With Mukesh Bansal’s resignation, Binny now has total control at Flipkart. The onus is on him to keep Amazon India at bay and maintain Flipkart’s position at the top of India’s e-commerce business.

Amazon (Amazon Seller Services Pvt. Ltd) has been gaining market share from Flipkart and Snapdeal.com (Jasper Infotech Pvt. Ltd) over the past year and analysts and investors say that the US-based online retailer may overtake its local rivals within the next two years.

“We have 60% market share of m-commerce in India—four times bigger than our closest rival,” Binny said in an interview on Wednesday.

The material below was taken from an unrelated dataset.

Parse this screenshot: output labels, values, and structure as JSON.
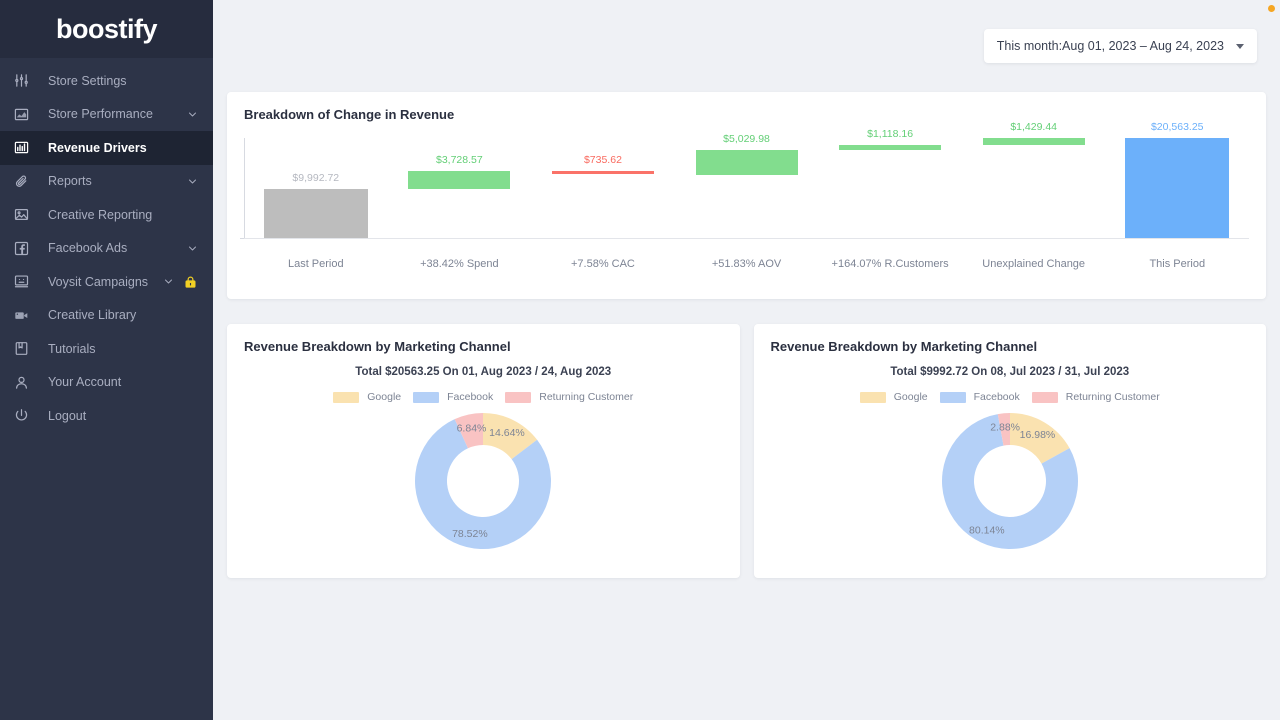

Mukesh, who joined Flipkart when it bought his online fashion retail business Myntra for more than $330 million in May 2014, said he discussed leaving the company first in October.

“I wanted to give Binny some time to come in and settle as new CEO. We also restructured the commerce platform into product groups. So, I wanted to give some time to Binny to understand the commerce platform and build relationships with the leaders there. We have some great leaders coming in, and this was the right time to leave. I really did want to take a break,” Mukesh said.

“The past two years or so, I’ve been like a co-founder here. I’ve worked very closely with Sachin and Binny on all aspects including strategy and organization. I got financially and emotionally vested in the success of the group. For me, it was about setting up the company for long-term success. And we are in that space today,” he added.

Both Binny and Mukesh said Flipkart’s leadership team is now strong enough to take Mukesh’s departure in its stride.

Over the past year, Flipkart, which is currently valued at $15 billion, hired a new leadership team as it sought to bring in experienced executives from established companies.

Last March, the Bengaluru-based company hired Punit Soni as chief product officer (CPO) from Google (now Alphabet Inc.) and Saikiran Krishnamurthy as chief operating officer of its commerce platform from McKinsey & Co.

The next month it hired Peeyush Ranjan as chief technology officer, again from Google. They were joined by Surojit Chatterjee as customer experience head and several other senior leaders.

These executives came in as several Flipkart old-timers left. Over a period of four months in the middle of last year, seven senior Flipkart leaders quit the company. These included Ravi Vora, CEO of Flipkart’s strategic brands group; chief technology officer Amod Malviya; engineering head Sameer Nigam; logistics head Sujeet Kumar and chief people officer Mekin Maheshwari.

After their depatures, Nagori, who joined Flipkart in 2008 at the junior-most level before rising to CBO early last year, was the only old timer left.

While some analysts said Flipkart made these changes too abruptly, the e-commerce firm justified the strategy as a necessary replacement of the old guard with a new set of leaders who can take the company to greater heights and, eventually, to an IPO.

“Today, we have the best leadership team in the country, by far,” Binny said.

“If you look at the likes of Ankit, Mekin and Sameer, they’re all entrepreneurs at heart. And they’ve left to do their own thing. So we’ll keep grooming people, we’ll keep hiring externally and some of the people we groom will leave to be entrepreneurs. Why is that a bad thing? I see it as a natural evolution,” added Binny.